Rey is the second film from Niles Atallah, who lives and works in Santiago, Chile and holds duel US-Chilean citizenship.
The film, produced by Diluvio in Chile and Lucie Kalmar of Mômerade in France, tells the story of Orélie-Antoine de Tounens, an eccentric French explorer and lawyer who was proclaimed, or proclaimed himself “King of Araucanía and Patagonia” in the 19th century. There were coproduction partners in Germany (unafilm), the Netherlands (Circe Films) and Qatar (Doha Film Institute).
We spoke to the director ahead of the film’s screening at Rotterdam.
How did you get into filmmaking?
It was a natural progression from painting, photography and music.

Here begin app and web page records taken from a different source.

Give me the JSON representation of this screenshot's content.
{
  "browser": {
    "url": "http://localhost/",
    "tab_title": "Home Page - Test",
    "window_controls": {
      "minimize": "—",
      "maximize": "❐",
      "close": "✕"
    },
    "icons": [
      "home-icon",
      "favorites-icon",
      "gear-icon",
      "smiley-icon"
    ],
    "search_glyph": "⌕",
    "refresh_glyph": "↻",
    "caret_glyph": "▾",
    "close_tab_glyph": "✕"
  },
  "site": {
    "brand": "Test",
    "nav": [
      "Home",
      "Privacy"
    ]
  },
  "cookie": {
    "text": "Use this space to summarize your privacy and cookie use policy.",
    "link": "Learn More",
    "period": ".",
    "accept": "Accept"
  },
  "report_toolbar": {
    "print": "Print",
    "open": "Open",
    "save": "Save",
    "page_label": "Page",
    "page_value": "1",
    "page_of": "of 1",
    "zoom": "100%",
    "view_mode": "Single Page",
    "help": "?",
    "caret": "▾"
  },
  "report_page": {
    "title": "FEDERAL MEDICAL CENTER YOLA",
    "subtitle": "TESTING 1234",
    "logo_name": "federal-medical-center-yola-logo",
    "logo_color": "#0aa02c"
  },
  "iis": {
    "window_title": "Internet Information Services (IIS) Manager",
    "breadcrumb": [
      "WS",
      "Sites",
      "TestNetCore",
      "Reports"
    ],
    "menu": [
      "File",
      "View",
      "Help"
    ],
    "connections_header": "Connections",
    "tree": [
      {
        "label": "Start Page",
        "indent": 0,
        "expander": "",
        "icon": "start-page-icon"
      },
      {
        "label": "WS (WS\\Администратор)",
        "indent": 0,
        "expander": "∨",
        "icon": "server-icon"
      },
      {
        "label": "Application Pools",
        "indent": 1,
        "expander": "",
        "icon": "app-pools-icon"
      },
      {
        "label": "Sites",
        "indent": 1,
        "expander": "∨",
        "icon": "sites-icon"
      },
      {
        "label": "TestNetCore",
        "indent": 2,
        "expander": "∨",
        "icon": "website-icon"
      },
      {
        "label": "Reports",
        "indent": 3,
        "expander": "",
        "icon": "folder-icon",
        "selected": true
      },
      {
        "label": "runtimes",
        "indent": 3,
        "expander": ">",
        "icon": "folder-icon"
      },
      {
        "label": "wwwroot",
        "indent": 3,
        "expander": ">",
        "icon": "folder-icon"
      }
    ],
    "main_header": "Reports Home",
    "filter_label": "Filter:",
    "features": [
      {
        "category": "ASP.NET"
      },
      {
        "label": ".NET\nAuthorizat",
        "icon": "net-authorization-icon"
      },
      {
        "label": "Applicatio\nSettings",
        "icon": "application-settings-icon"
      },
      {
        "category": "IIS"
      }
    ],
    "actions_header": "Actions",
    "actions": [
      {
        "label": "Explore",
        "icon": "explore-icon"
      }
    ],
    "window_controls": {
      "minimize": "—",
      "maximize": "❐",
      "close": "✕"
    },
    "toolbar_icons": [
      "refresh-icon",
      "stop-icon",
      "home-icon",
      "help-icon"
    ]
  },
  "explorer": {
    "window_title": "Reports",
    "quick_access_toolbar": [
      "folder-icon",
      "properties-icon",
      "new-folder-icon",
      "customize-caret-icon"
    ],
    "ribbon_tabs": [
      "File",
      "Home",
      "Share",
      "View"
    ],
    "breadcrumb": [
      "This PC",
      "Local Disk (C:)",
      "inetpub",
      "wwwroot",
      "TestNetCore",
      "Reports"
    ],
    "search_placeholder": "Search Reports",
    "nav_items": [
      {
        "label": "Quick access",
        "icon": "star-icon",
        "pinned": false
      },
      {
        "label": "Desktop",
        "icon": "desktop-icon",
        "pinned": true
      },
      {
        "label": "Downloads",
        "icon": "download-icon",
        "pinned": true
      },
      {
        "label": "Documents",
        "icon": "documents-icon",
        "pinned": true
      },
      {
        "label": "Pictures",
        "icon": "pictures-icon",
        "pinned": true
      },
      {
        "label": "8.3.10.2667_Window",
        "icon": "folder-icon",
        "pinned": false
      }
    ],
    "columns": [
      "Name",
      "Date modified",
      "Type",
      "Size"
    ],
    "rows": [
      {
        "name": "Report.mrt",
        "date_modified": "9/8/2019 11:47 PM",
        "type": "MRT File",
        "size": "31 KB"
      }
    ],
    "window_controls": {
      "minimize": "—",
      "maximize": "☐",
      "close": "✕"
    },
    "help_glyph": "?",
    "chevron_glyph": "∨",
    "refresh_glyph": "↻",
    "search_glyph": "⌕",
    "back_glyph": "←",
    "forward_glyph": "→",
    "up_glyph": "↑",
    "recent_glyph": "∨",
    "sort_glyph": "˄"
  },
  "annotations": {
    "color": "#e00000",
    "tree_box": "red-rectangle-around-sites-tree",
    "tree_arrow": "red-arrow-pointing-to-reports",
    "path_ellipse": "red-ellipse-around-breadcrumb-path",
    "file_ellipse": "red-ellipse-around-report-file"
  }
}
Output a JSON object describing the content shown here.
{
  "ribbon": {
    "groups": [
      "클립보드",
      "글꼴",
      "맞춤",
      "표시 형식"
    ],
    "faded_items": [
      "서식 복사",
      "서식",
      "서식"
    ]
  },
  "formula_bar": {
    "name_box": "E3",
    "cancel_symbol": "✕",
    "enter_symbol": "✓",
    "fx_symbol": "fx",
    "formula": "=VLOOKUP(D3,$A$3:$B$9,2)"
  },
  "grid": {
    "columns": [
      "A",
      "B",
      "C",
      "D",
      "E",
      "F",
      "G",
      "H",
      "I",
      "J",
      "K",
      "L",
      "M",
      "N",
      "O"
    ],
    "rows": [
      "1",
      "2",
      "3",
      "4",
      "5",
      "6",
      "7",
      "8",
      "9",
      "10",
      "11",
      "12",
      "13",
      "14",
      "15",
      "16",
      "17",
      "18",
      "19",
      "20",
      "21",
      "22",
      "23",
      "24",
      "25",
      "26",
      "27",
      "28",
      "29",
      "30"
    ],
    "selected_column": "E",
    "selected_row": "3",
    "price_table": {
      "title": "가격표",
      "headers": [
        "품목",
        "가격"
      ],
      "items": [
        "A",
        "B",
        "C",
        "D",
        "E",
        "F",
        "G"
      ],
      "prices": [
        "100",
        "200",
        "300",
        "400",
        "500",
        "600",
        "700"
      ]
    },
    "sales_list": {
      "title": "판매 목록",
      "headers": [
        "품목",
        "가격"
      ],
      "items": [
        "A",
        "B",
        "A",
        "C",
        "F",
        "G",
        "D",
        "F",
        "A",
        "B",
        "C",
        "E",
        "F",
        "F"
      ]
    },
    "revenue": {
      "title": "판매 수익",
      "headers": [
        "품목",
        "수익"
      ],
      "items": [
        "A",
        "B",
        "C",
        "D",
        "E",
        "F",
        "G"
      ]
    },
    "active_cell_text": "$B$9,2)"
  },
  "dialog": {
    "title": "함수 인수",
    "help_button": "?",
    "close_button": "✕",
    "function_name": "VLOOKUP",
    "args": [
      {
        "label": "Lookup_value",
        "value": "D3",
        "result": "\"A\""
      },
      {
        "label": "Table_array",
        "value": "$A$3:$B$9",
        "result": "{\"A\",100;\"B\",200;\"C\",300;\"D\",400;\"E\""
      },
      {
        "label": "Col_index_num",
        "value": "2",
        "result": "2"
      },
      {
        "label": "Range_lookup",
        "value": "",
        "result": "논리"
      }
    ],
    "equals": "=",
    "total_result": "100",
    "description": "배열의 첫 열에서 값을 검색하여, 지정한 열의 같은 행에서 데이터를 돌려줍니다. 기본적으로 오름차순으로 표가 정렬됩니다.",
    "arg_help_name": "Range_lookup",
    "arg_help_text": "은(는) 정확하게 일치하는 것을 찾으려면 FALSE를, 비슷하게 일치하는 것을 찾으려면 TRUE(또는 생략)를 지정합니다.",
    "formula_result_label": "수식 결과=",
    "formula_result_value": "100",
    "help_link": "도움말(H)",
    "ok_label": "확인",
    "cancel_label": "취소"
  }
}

When I was studying Art and working in a variety of disciplines I found myself moving into territory that combined sound design and image work on a more narrative level. I realized then that I was trying to make films.
What was your inspiration for making Rey?
The trigger was the story of Orélie-Antoine de Tounens and how he came to be known as the King of Araucania and Patagonia. But the main source of inspiration really came from everything we don´t know about him, the holes in the historical record. This fascinated me and opened many doors. Instead of simply encountering “what happened” I found contradictions and assumptions, theories that were presented as facts. I found that the elements of history themselves are volatile and changing. They are in constant movement and our conclusions are built upon this decaying edifice of relics. I´ve tried to make a film that provokes an analogous experience for the audience.
Was this projects developed through any labs (for example Torino Film Lab)?
Yes, the script was developed over years and participated in the Binger Writer’s Lab, Torino Filmlab Script and Pitch and Framework.
How do you think the film diverts from your previous work?
Rey is like a monster, a Frankenstein of bits and pieces of collected and treated materials. Some of them buried and unearthed, some filmed on various formats over and over again, there is layer upon layer of image and sound, as well as narrative layers. My previous feature film Lucía was the opposite, an exploration in austerity and latent energies that never manifested to the surface. But they are two sides to the same coin, both are portraits.
What was the biggest challenge when working on the film?
Maybe it was just keeping my sanity, staying on track over seven years of intensive work. I´ve never spent so long working on one single project and it took over a lot of my life. All in all it was a wonderful experience but also very hard, gruelling in many ways and it consumed so much of my energy. I had many ups and downs but it seems I´ve made it through. Thanks to my family and those who’ve supported the project. It would have been impossible without them.
What are you working on next?
I´m preparing an installation that draws from the process of creating Rey, mainly the burials and un-earthings of celluloid. I´m also working on another film, the tentative title is Lazarus. We’ll see what happens, there’s no script for the moment, I´m creating the film as I shoot and edit, scene by scene.